Initially after the accident, Jarvis claimed that the points' poor condition was due to sabotage of some sort,[9] and that its maintenance was not to blame. No solid evidence of any sabotage has ever come to light, and the HSE report found that other sets of points in the Potters Bar area showed similar, less-serious maintenance deficiencies and the poor state of maintenance "probably arose from a failure to understand fully the design and safety requirements".

Further investigations by the HSE found that heavy and constant vibrations on the stretcher bars and their bolts caused them in turn to vibrate and oscillate until their nuts fell off the bolts.

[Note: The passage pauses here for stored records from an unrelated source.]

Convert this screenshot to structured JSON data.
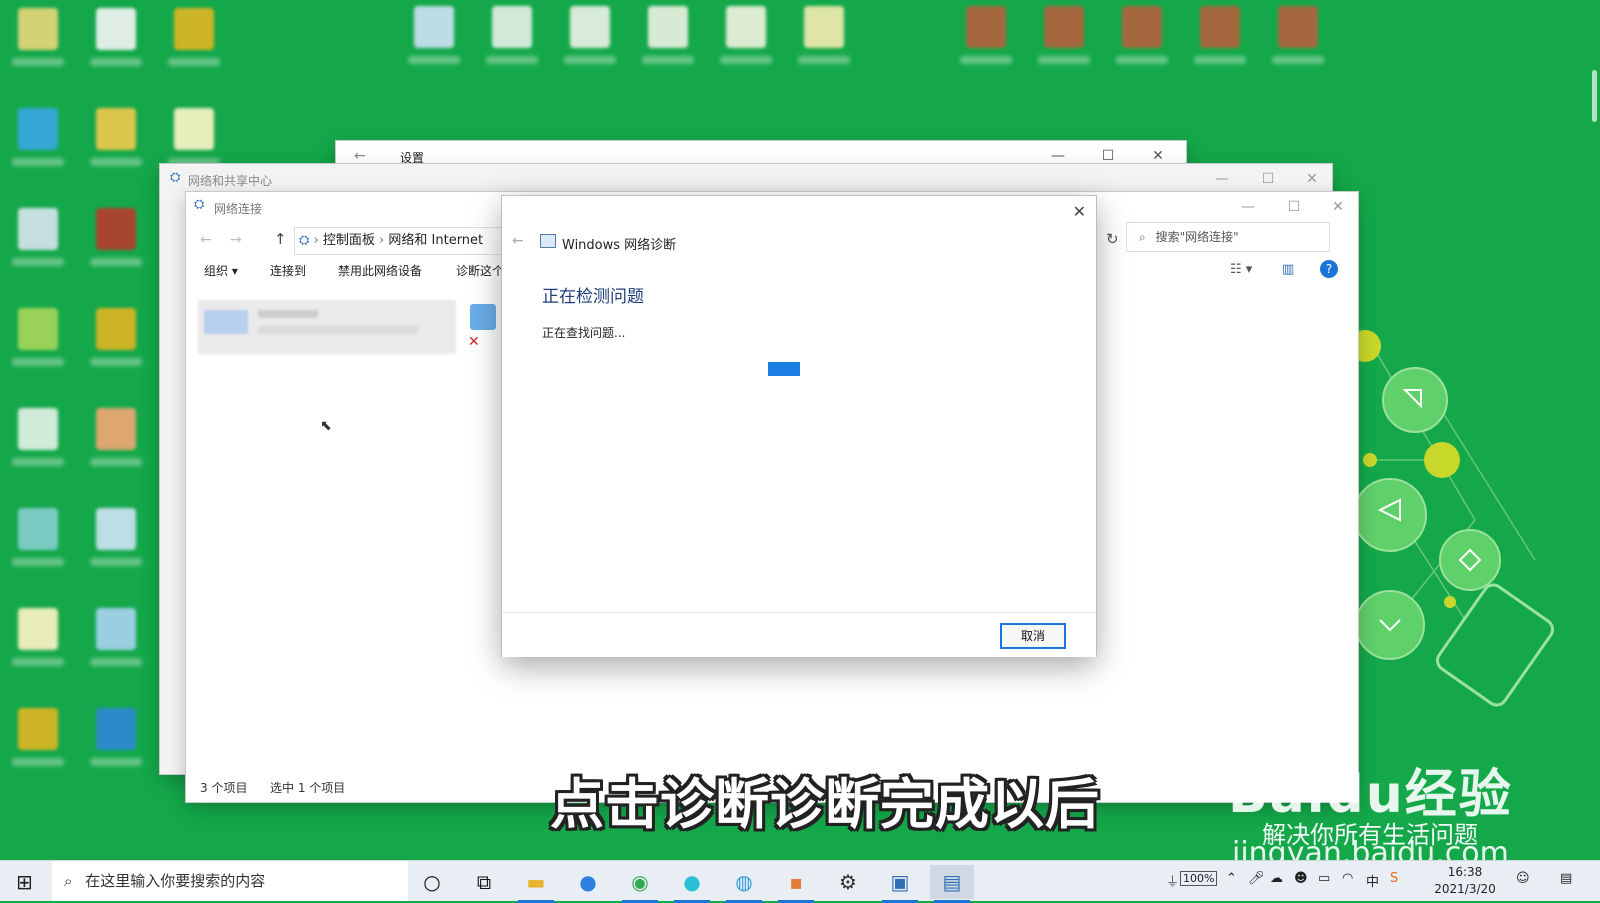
{
  "desktop": {
    "background": "#14a84a"
  },
  "windows": {
    "settings": {
      "title": "设置"
    },
    "network_center": {
      "title": "网络和共享中心"
    },
    "explorer": {
      "title": "网络连接",
      "breadcrumb": [
        "控制面板",
        "网络和 Internet"
      ],
      "search_placeholder": "搜索\"网络连接\"",
      "toolbar": {
        "organize": "组织",
        "connect": "连接到",
        "disable": "禁用此网络设备",
        "diagnose": "诊断这个"
      },
      "status": {
        "count": "3 个项目",
        "selected": "选中 1 个项目"
      }
    }
  },
  "dialog": {
    "title": "Windows 网络诊断",
    "heading": "正在检测问题",
    "status": "正在查找问题...",
    "progress_state": "indeterminate",
    "cancel_label": "取消"
  },
  "overlay": {
    "subtitle": "点击诊断诊断完成以后",
    "watermark_brand": "Baidu经验",
    "watermark_slogan": "解决你所有生活问题",
    "watermark_url": "jingyan.baidu.com"
  },
  "taskbar": {
    "search_placeholder": "在这里输入你要搜索的内容",
    "battery": "100%",
    "ime": "中",
    "time": "16:38",
    "date": "2021/3/20"
  },
  "colors": {
    "accent": "#1b7fe6",
    "heading": "#1e3d7b"
  }
}
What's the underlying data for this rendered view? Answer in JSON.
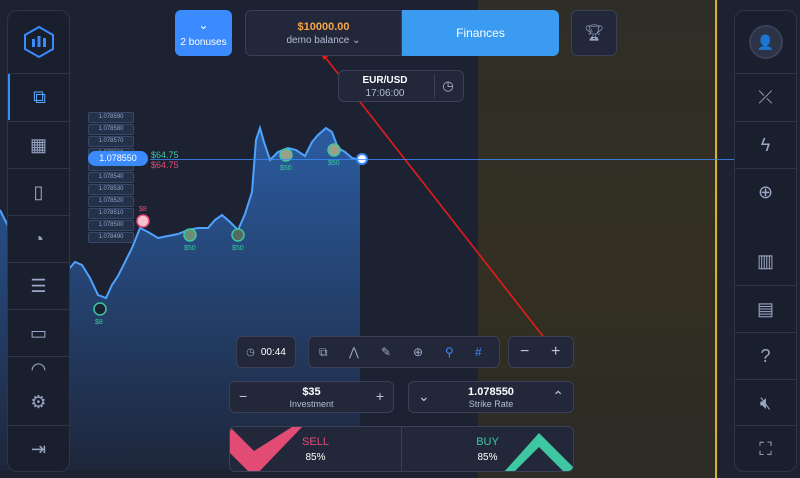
{
  "top": {
    "bonuses_label": "2 bonuses",
    "balance_amount": "$10000.00",
    "balance_type": "demo balance",
    "finances_label": "Finances"
  },
  "asset": {
    "name": "EUR/USD",
    "time": "17:06:00"
  },
  "ladder": [
    "1.078590",
    "1.078580",
    "1.078570",
    "1.078560",
    "1.078550",
    "1.078540",
    "1.078530",
    "1.078520",
    "1.078510",
    "1.078500",
    "1.078490"
  ],
  "current_price": "1.078550",
  "pl_up": "$64.75",
  "pl_down": "$64.75",
  "trade_markers": [
    "$8",
    "$8",
    "$50",
    "$50",
    "$50",
    "$50"
  ],
  "timer": "00:44",
  "investment": {
    "value": "$35",
    "label": "Investment"
  },
  "strike": {
    "value": "1.078550",
    "label": "Strike Rate"
  },
  "sell": {
    "label": "SELL",
    "pct": "85%"
  },
  "buy": {
    "label": "BUY",
    "pct": "85%"
  },
  "colors": {
    "accent": "#3b8bff",
    "sell": "#e24b74",
    "buy": "#3ec7a0",
    "balance": "#f7a548",
    "future_line": "#d6b12c"
  }
}
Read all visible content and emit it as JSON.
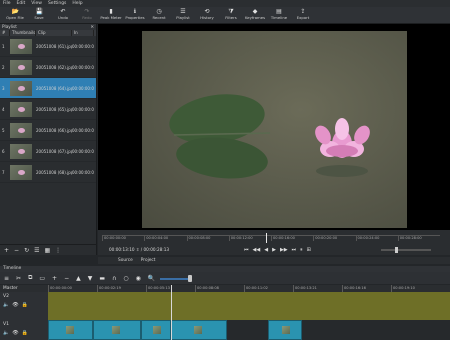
{
  "menu": [
    "File",
    "Edit",
    "View",
    "Settings",
    "Help"
  ],
  "toolbar": [
    {
      "label": "Open File",
      "icon": "folder-open-icon",
      "glyph": "📂",
      "enabled": true
    },
    {
      "label": "Save",
      "icon": "save-icon",
      "glyph": "💾",
      "enabled": true
    },
    {
      "label": "Undo",
      "icon": "undo-icon",
      "glyph": "↶",
      "enabled": true
    },
    {
      "label": "Redo",
      "icon": "redo-icon",
      "glyph": "↷",
      "enabled": false
    },
    {
      "label": "Peak Meter",
      "icon": "peak-meter-icon",
      "glyph": "▮",
      "enabled": true
    },
    {
      "label": "Properties",
      "icon": "properties-icon",
      "glyph": "ℹ",
      "enabled": true
    },
    {
      "label": "Recent",
      "icon": "recent-icon",
      "glyph": "◷",
      "enabled": true
    },
    {
      "label": "Playlist",
      "icon": "playlist-icon",
      "glyph": "☰",
      "enabled": true
    },
    {
      "label": "History",
      "icon": "history-icon",
      "glyph": "⟲",
      "enabled": true
    },
    {
      "label": "Filters",
      "icon": "filters-icon",
      "glyph": "⧩",
      "enabled": true
    },
    {
      "label": "Keyframes",
      "icon": "keyframes-icon",
      "glyph": "◆",
      "enabled": true
    },
    {
      "label": "Timeline",
      "icon": "timeline-icon",
      "glyph": "▤",
      "enabled": true
    },
    {
      "label": "Export",
      "icon": "export-icon",
      "glyph": "⇪",
      "enabled": true
    }
  ],
  "playlist": {
    "title": "Playlist",
    "columns": [
      "#",
      "Thumbnails",
      "Clip",
      "In"
    ],
    "rows": [
      {
        "num": "1",
        "clip": "20051008 (61).jpg",
        "dur": "00:00:00:0"
      },
      {
        "num": "2",
        "clip": "20051008 (62).jpg",
        "dur": "00:00:00:0"
      },
      {
        "num": "3",
        "clip": "20051008 (64).jpg",
        "dur": "00:00:00:0"
      },
      {
        "num": "4",
        "clip": "20051008 (65).jpg",
        "dur": "00:00:00:0"
      },
      {
        "num": "5",
        "clip": "20051008 (66).jpg",
        "dur": "00:00:00:0"
      },
      {
        "num": "6",
        "clip": "20051008 (67).jpg",
        "dur": "00:00:00:0"
      },
      {
        "num": "7",
        "clip": "20051008 (68).jpg",
        "dur": "00:00:00:0"
      }
    ],
    "selected_index": 2,
    "tool_glyphs": [
      "+",
      "−",
      "↻",
      "☰",
      "▦",
      "⋮"
    ]
  },
  "viewer": {
    "ruler": [
      "00:00:00:00",
      "00:00:04:00",
      "00:00:08:00",
      "00:00:12:00",
      "00:00:16:00",
      "00:00:20:00",
      "00:00:24:00",
      "00:00:28:00"
    ],
    "timecode": "00:00:13:10",
    "duration": "/ 00:00:28:13",
    "controls": [
      "⏮",
      "◀◀",
      "◀",
      "▶",
      "▶▶",
      "⏭",
      "⏸",
      "⊞"
    ],
    "tabs": [
      "Source",
      "Project"
    ]
  },
  "timeline": {
    "title": "Timeline",
    "tool_glyphs": [
      "≡",
      "✂",
      "⧉",
      "▭",
      "+",
      "−",
      "▲",
      "▼",
      "▬",
      "∩",
      "○",
      "◉",
      "🔍"
    ],
    "master_label": "Master",
    "ruler": [
      "00:00:00:00",
      "00:00:02:19",
      "00:00:05:13",
      "00:00:08:08",
      "00:00:11:02",
      "00:00:13:21",
      "00:00:16:16",
      "00:00:19:10"
    ],
    "tracks": [
      {
        "name": "V2"
      },
      {
        "name": "V1"
      }
    ]
  },
  "colors": {
    "accent": "#2f7fb4",
    "track_v2": "#6e6f27",
    "clip": "#2a93b0"
  }
}
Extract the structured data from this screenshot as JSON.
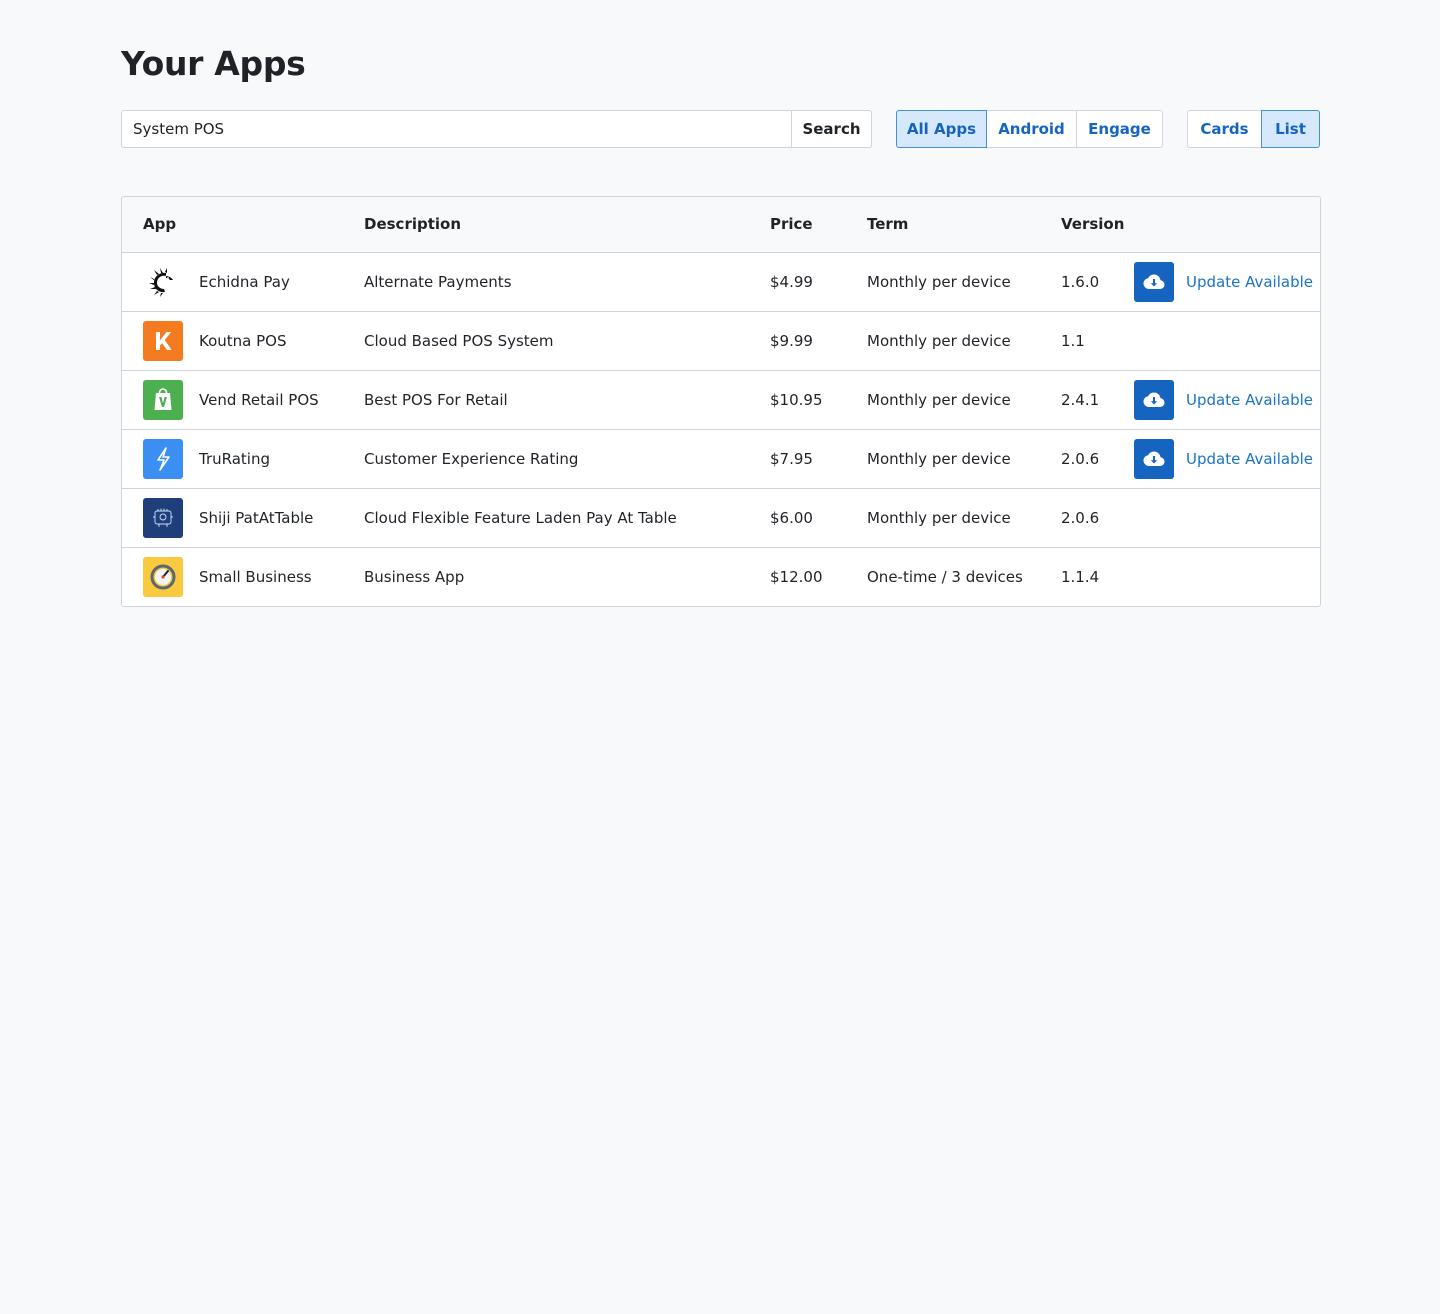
{
  "page": {
    "title": "Your Apps"
  },
  "search": {
    "value": "System POS",
    "button_label": "Search"
  },
  "filters": [
    {
      "label": "All Apps",
      "active": true
    },
    {
      "label": "Android",
      "active": false
    },
    {
      "label": "Engage",
      "active": false
    }
  ],
  "views": [
    {
      "label": "Cards",
      "active": false
    },
    {
      "label": "List",
      "active": true
    }
  ],
  "table": {
    "headers": {
      "app": "App",
      "description": "Description",
      "price": "Price",
      "term": "Term",
      "version": "Version"
    },
    "rows": [
      {
        "icon": "echidna-icon",
        "icon_color": "#ffffff",
        "name": "Echidna Pay",
        "description": "Alternate Payments",
        "price": "$4.99",
        "term": "Monthly per device",
        "version": "1.6.0",
        "update_label": "Update Available"
      },
      {
        "icon": "koutna-k-icon",
        "icon_color": "#f47b20",
        "name": "Koutna POS",
        "description": "Cloud Based POS System",
        "price": "$9.99",
        "term": "Monthly per device",
        "version": "1.1",
        "update_label": ""
      },
      {
        "icon": "vend-bag-icon",
        "icon_color": "#4caf50",
        "name": "Vend Retail POS",
        "description": "Best POS For Retail",
        "price": "$10.95",
        "term": "Monthly per device",
        "version": "2.4.1",
        "update_label": "Update Available"
      },
      {
        "icon": "lightning-bolt-icon",
        "icon_color": "#3b8ff3",
        "name": "TruRating",
        "description": "Customer Experience Rating",
        "price": "$7.95",
        "term": "Monthly per device",
        "version": "2.0.6",
        "update_label": "Update Available"
      },
      {
        "icon": "shiji-table-icon",
        "icon_color": "#1e3f7a",
        "name": "Shiji PatAtTable",
        "description": "Cloud Flexible Feature Laden Pay At Table",
        "price": "$6.00",
        "term": "Monthly per device",
        "version": "2.0.6",
        "update_label": ""
      },
      {
        "icon": "gauge-icon",
        "icon_color": "#f9c93e",
        "name": "Small Business",
        "description": "Business App",
        "price": "$12.00",
        "term": "One-time / 3 devices",
        "version": "1.1.4",
        "update_label": ""
      }
    ]
  },
  "colors": {
    "accent": "#1565c0",
    "link": "#1a73c9",
    "active_bg": "#d6e8fb",
    "border": "#d0d4da",
    "page_bg": "#f8f9fb"
  }
}
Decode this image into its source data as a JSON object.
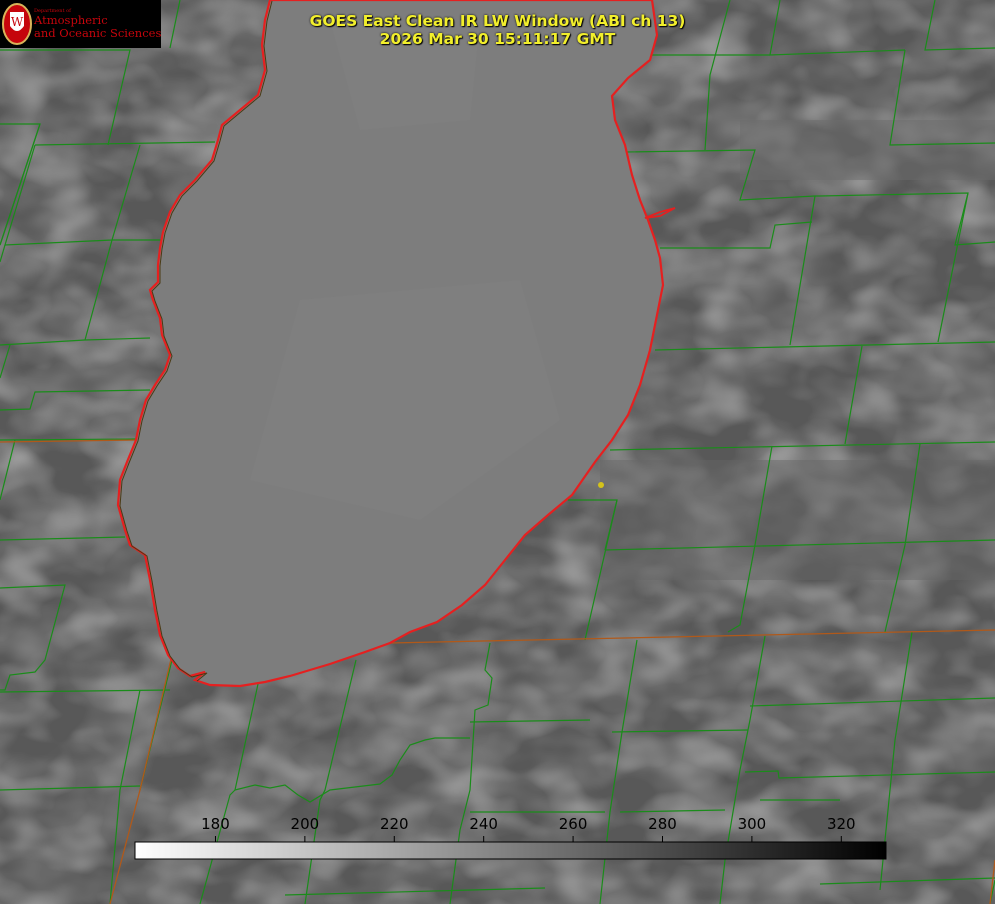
{
  "header": {
    "title_line1": "GOES East Clean IR LW Window (ABI ch 13)",
    "title_line2": "2026 Mar 30 15:11:17 GMT"
  },
  "logo": {
    "dept_text": "Department of",
    "line1": "Atmospheric",
    "line2": "and Oceanic Sciences",
    "seal_letter": "W"
  },
  "colorbar": {
    "ticks": [
      "180",
      "200",
      "220",
      "240",
      "260",
      "280",
      "300",
      "320"
    ],
    "tick_values": [
      180,
      200,
      220,
      240,
      260,
      280,
      300,
      320
    ],
    "range": [
      162,
      330
    ],
    "gradient": "white-to-black"
  },
  "colors": {
    "title": "#f2ef2c",
    "lake_outline": "#ff1a1a",
    "county_lines": "#1a8c1a",
    "state_line": "#b85a1a",
    "land": "#5a5a5a",
    "lake": "#7c7c7c",
    "marker": "#d4c21a"
  }
}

These have since been replaced by two-part locking nuts instead of the main nuts having half-size locking nuts to hold them in place.

In November 2010, the Office of Rail Regulation said Network Rail and Jarvis Rail would be charged under the Health and Safety at Work Act. The case was heard at Watford Magistrates' Court in February 2011.

Aftermath edit

The tragedy sparked a debate about whether private maintenance firms were paying too little attention to training and safety. In 2003, Network Rail announced it was taking all track maintenance in-house, ending the use of private contractors except for large-scale renewal or development projects.[10]

On 28 April 2004, Jarvis sent a letter to the victims' families, admitting liability for the accident. The company said that it would formally accept "legally justified claims" after making a financial provision of £3,000,000.[11]

In the letter Kevin Hyde, chief executive, wrote:

In the aftermath of the crash, when Jarvis was under great pressure to explain itself, we were drawn into a debate about the possible causes of the crash. On behalf of the company and my colleagues, I would like to apologise for the hurt and anger our actions in responding caused.

A circular memorial plate was erected on platform 3 of the station, dedicated to the seven fatalities of the Potters Bar crash.

On 13 May 2011, Network Rail was fined £3 million for safety failings related to the crash.[12]

List of people killed edit

Except for Agnes Quinlivan, a nearby pedestrian, all other fatalities were in the rear carriage of the train.

  • Austen Kark, 75 (husband of writer Nina Bawden, who was injured during the accident)
  • Emma Knights, 29
  • Chia-hsin Lin, 29
  • Prince Alexander Ogunwusi, 42[13]
  • Agnes Quinlivan, 80 (killed by falling masonry)
  • Jonael Schickler, 25
  • Chia-Ching Wu, 30

See also edit

Notes edit

  1. ^ Unlike road signals, a rail signal, once observed showing a proceed aspect, will not normally change against the driver observing it.

References edit

  1. ^ "Smash-up at Potters Bar". Reynolds's Newspaper, Sunday 20 March 1898, p. 4. "19th Century British Library Newspapers Database", British Library
  2. ^ PBHistory.co.uk | Railway Crashes Archived 1 May 2005 at the Wayback Machine
  3. ^ a b "The Death of Lord Strafford". The Times. No. 35833. London. 19 May 1899. p. 8.
  4. ^ Mount, A.H.C. (Lieut.-Col.) (31 May 1946). "Report on the Collisions which occurred on the 10th February, 1946, at Potters Bar on the London & North Eastern Railway" (PDF). Railway Accidents. Ministry of Transport.
  5. ^ "Rail crash officials will not face manslaughter charges". The Guardian. 18 October 2005. Retrieved 25 March 2010.
  6. ^ Office of Rail Regulation: Potters Bar interim report Archived 3 October 2006 at the Wayback Machine (Retrieved 23 February 2011)
  7. ^ a b c d e f g h National Archives: Coroners inquest into the Potters Bar Derailment, Tuesday 1 June (Retrieved 30 May 2016)
  8. ^ "Train derailment at Potters Bar 10 May 2002 – A progress report by the HSE Investigation Board" (PDF). Health & Safety Executive. May 2003. Archived from the original (PDF) on 8 November 2008.[dead link]
  9. ^ Clark, Andrew (18 May 2002). "Sabotage: rail firm's crash theory". The Guardian.
  10. ^ "Network Rail takes repairs in-house". BBC News. 24 October 2003.
  11. ^ Clark, Andrew (28 April 2004). "Jarvis admits liability for Potters Bar crash". The Guardian. London. Retrieved 22 May 2010.
  12. ^ "Network Rail fined £3m over Potters Bar crash". BBC News. 13 May 2011.
  13. ^ "Widow of Tulse Hill prince killed in rail crash speaks of loss". Your Local Guardian. Retrieved 16 June 2010.

External links edit